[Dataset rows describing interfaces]
☆ ☆ ☆ ☆
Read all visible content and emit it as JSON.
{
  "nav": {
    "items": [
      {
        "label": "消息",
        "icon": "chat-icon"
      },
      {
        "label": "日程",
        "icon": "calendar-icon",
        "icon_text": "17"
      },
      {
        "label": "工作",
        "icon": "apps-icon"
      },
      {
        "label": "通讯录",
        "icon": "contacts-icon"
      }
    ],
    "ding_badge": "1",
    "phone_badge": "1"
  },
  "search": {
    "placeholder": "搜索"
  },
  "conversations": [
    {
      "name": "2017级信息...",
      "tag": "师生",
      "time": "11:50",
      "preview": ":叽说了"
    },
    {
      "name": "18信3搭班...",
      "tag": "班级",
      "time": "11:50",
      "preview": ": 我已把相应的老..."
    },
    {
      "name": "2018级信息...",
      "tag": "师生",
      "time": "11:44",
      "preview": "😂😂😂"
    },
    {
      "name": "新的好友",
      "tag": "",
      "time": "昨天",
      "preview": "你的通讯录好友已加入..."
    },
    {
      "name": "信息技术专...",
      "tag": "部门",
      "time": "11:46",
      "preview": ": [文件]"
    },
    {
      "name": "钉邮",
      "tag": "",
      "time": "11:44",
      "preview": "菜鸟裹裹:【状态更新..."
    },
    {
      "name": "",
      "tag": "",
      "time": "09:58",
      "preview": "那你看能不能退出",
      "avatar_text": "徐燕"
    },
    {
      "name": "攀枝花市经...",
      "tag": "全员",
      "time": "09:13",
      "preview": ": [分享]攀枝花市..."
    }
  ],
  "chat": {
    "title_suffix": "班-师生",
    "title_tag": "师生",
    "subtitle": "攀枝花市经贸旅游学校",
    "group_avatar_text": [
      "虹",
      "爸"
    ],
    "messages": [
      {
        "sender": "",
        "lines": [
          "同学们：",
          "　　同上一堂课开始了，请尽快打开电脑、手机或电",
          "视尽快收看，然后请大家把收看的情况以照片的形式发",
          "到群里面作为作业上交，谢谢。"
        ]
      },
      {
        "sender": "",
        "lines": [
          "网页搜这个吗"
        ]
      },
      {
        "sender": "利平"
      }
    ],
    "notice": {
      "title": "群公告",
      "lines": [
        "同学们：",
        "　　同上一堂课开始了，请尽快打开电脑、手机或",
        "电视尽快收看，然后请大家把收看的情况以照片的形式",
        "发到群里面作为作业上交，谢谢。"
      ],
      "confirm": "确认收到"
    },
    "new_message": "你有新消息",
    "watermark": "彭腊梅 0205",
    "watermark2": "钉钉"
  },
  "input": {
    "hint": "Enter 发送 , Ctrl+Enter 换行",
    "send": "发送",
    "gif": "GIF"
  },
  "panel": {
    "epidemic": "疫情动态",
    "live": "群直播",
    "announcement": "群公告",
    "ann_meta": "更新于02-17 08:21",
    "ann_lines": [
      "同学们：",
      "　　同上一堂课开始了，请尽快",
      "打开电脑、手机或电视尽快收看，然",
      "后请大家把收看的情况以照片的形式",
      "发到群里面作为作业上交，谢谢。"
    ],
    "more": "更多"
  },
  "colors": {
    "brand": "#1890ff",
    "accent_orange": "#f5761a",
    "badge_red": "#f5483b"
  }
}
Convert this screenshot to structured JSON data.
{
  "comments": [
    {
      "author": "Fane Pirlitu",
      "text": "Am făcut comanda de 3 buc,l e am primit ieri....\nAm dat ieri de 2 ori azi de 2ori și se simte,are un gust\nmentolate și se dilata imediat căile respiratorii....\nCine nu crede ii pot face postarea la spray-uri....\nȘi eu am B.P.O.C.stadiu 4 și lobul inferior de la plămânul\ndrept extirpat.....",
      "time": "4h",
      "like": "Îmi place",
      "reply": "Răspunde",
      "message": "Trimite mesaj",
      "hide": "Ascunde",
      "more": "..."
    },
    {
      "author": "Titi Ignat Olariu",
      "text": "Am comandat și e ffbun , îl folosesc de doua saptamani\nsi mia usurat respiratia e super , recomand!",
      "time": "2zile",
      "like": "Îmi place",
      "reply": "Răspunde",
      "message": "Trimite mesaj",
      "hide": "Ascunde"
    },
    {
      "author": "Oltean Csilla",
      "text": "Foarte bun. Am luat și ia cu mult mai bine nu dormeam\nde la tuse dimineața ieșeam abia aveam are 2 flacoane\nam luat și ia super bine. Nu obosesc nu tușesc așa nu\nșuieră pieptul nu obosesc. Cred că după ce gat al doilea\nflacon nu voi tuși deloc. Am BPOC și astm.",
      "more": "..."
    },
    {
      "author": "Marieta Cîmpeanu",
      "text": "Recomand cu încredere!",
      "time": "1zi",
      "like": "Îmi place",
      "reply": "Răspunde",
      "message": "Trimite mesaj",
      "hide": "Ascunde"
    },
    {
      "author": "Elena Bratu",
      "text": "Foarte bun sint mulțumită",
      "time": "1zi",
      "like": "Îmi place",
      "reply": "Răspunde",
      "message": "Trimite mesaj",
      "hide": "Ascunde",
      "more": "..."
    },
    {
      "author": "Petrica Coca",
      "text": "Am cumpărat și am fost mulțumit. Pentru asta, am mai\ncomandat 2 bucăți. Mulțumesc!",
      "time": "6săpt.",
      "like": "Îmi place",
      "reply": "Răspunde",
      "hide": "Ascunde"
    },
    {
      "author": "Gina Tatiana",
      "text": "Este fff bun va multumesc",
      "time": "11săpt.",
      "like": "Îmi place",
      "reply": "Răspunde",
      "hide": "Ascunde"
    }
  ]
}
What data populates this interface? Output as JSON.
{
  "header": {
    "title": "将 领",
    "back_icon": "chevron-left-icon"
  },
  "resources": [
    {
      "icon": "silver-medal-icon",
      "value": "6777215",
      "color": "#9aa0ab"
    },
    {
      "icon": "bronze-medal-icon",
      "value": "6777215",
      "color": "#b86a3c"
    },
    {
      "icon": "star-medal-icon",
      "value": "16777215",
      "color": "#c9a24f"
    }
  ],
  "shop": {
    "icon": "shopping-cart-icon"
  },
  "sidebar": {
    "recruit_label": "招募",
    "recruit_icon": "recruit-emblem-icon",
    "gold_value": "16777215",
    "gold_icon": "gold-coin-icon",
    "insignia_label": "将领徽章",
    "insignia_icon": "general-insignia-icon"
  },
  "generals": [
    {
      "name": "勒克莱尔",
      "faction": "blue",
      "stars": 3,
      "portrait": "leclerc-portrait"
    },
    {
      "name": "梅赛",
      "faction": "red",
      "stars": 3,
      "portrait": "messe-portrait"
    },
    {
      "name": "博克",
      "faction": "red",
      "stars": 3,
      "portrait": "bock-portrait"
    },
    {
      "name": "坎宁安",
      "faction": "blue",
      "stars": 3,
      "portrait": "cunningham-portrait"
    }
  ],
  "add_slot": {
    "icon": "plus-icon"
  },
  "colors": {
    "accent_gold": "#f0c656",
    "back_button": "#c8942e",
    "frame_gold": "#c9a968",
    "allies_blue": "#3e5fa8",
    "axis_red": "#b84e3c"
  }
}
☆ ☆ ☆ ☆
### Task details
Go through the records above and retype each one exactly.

### Task output
Read all visible content and emit it as JSON.
{
  "nav": {
    "items": [
      {
        "label": "消息",
        "icon": "chat-icon"
      },
      {
        "label": "日程",
        "icon": "calendar-icon",
        "icon_text": "17"
      },
      {
        "label": "工作",
        "icon": "apps-icon"
      },
      {
        "label": "通讯录",
        "icon": "contacts-icon"
      }
    ],
    "ding_badge": "1",
    "phone_badge": "1"
  },
  "search": {
    "placeholder": "搜索"
  },
  "conversations": [
    {
      "name": "2017级信息...",
      "tag": "师生",
      "time": "11:50",
      "preview": ":叽说了"
    },
    {
      "name": "18信3搭班...",
      "tag": "班级",
      "time": "11:50",
      "preview": ": 我已把相应的老..."
    },
    {
      "name": "2018级信息...",
      "tag": "师生",
      "time": "11:44",
      "preview": "😂😂😂"
    },
    {
      "name": "新的好友",
      "tag": "",
      "time": "昨天",
      "preview": "你的通讯录好友已加入..."
    },
    {
      "name": "信息技术专...",
      "tag": "部门",
      "time": "11:46",
      "preview": ": [文件]"
    },
    {
      "name": "钉邮",
      "tag": "",
      "time": "11:44",
      "preview": "菜鸟裹裹:【状态更新..."
    },
    {
      "name": "",
      "tag": "",
      "time": "09:58",
      "preview": "那你看能不能退出",
      "avatar_text": "徐燕"
    },
    {
      "name": "攀枝花市经...",
      "tag": "全员",
      "time": "09:13",
      "preview": ": [分享]攀枝花市..."
    }
  ],
  "chat": {
    "title_suffix": "班-师生",
    "title_tag": "师生",
    "subtitle": "攀枝花市经贸旅游学校",
    "group_avatar_text": [
      "虹",
      "爸"
    ],
    "messages": [
      {
        "sender": "",
        "lines": [
          "同学们：",
          "　　同上一堂课开始了，请尽快打开电脑、手机或电",
          "视尽快收看，然后请大家把收看的情况以照片的形式发",
          "到群里面作为作业上交，谢谢。"
        ]
      },
      {
        "sender": "",
        "lines": [
          "网页搜这个吗"
        ]
      },
      {
        "sender": "利平"
      }
    ],
    "notice": {
      "title": "群公告",
      "lines": [
        "同学们：",
        "　　同上一堂课开始了，请尽快打开电脑、手机或",
        "电视尽快收看，然后请大家把收看的情况以照片的形式",
        "发到群里面作为作业上交，谢谢。"
      ],
      "confirm": "确认收到"
    },
    "new_message": "你有新消息",
    "watermark": "彭腊梅 0205",
    "watermark2": "钉钉"
  },
  "input": {
    "hint": "Enter 发送 , Ctrl+Enter 换行",
    "send": "发送",
    "gif": "GIF"
  },
  "panel": {
    "epidemic": "疫情动态",
    "live": "群直播",
    "announcement": "群公告",
    "ann_meta": "更新于02-17 08:21",
    "ann_lines": [
      "同学们：",
      "　　同上一堂课开始了，请尽快",
      "打开电脑、手机或电视尽快收看，然",
      "后请大家把收看的情况以照片的形式",
      "发到群里面作为作业上交，谢谢。"
    ],
    "more": "更多"
  },
  "colors": {
    "brand": "#1890ff",
    "accent_orange": "#f5761a",
    "badge_red": "#f5483b"
  }
}
Convert this screenshot to structured JSON data.
{
  "comments": [
    {
      "author": "Fane Pirlitu",
      "text": "Am făcut comanda de 3 buc,l e am primit ieri....\nAm dat ieri de 2 ori azi de 2ori și se simte,are un gust\nmentolate și se dilata imediat căile respiratorii....\nCine nu crede ii pot face postarea la spray-uri....\nȘi eu am B.P.O.C.stadiu 4 și lobul inferior de la plămânul\ndrept extirpat.....",
      "time": "4h",
      "like": "Îmi place",
      "reply": "Răspunde",
      "message": "Trimite mesaj",
      "hide": "Ascunde",
      "more": "..."
    },
    {
      "author": "Titi Ignat Olariu",
      "text": "Am comandat și e ffbun , îl folosesc de doua saptamani\nsi mia usurat respiratia e super , recomand!",
      "time": "2zile",
      "like": "Îmi place",
      "reply": "Răspunde",
      "message": "Trimite mesaj",
      "hide": "Ascunde"
    },
    {
      "author": "Oltean Csilla",
      "text": "Foarte bun. Am luat și ia cu mult mai bine nu dormeam\nde la tuse dimineața ieșeam abia aveam are 2 flacoane\nam luat și ia super bine. Nu obosesc nu tușesc așa nu\nșuieră pieptul nu obosesc. Cred că după ce gat al doilea\nflacon nu voi tuși deloc. Am BPOC și astm.",
      "more": "..."
    },
    {
      "author": "Marieta Cîmpeanu",
      "text": "Recomand cu încredere!",
      "time": "1zi",
      "like": "Îmi place",
      "reply": "Răspunde",
      "message": "Trimite mesaj",
      "hide": "Ascunde"
    },
    {
      "author": "Elena Bratu",
      "text": "Foarte bun sint mulțumită",
      "time": "1zi",
      "like": "Îmi place",
      "reply": "Răspunde",
      "message": "Trimite mesaj",
      "hide": "Ascunde",
      "more": "..."
    },
    {
      "author": "Petrica Coca",
      "text": "Am cumpărat și am fost mulțumit. Pentru asta, am mai\ncomandat 2 bucăți. Mulțumesc!",
      "time": "6săpt.",
      "like": "Îmi place",
      "reply": "Răspunde",
      "hide": "Ascunde"
    },
    {
      "author": "Gina Tatiana",
      "text": "Este fff bun va multumesc",
      "time": "11săpt.",
      "like": "Îmi place",
      "reply": "Răspunde",
      "hide": "Ascunde"
    }
  ]
}
What data populates this interface? Output as JSON.
{
  "header": {
    "title": "将 领",
    "back_icon": "chevron-left-icon"
  },
  "resources": [
    {
      "icon": "silver-medal-icon",
      "value": "6777215",
      "color": "#9aa0ab"
    },
    {
      "icon": "bronze-medal-icon",
      "value": "6777215",
      "color": "#b86a3c"
    },
    {
      "icon": "star-medal-icon",
      "value": "16777215",
      "color": "#c9a24f"
    }
  ],
  "shop": {
    "icon": "shopping-cart-icon"
  },
  "sidebar": {
    "recruit_label": "招募",
    "recruit_icon": "recruit-emblem-icon",
    "gold_value": "16777215",
    "gold_icon": "gold-coin-icon",
    "insignia_label": "将领徽章",
    "insignia_icon": "general-insignia-icon"
  },
  "generals": [
    {
      "name": "勒克莱尔",
      "faction": "blue",
      "stars": 3,
      "portrait": "leclerc-portrait"
    },
    {
      "name": "梅赛",
      "faction": "red",
      "stars": 3,
      "portrait": "messe-portrait"
    },
    {
      "name": "博克",
      "faction": "red",
      "stars": 3,
      "portrait": "bock-portrait"
    },
    {
      "name": "坎宁安",
      "faction": "blue",
      "stars": 3,
      "portrait": "cunningham-portrait"
    }
  ],
  "add_slot": {
    "icon": "plus-icon"
  },
  "colors": {
    "accent_gold": "#f0c656",
    "back_button": "#c8942e",
    "frame_gold": "#c9a968",
    "allies_blue": "#3e5fa8",
    "axis_red": "#b84e3c"
  }
}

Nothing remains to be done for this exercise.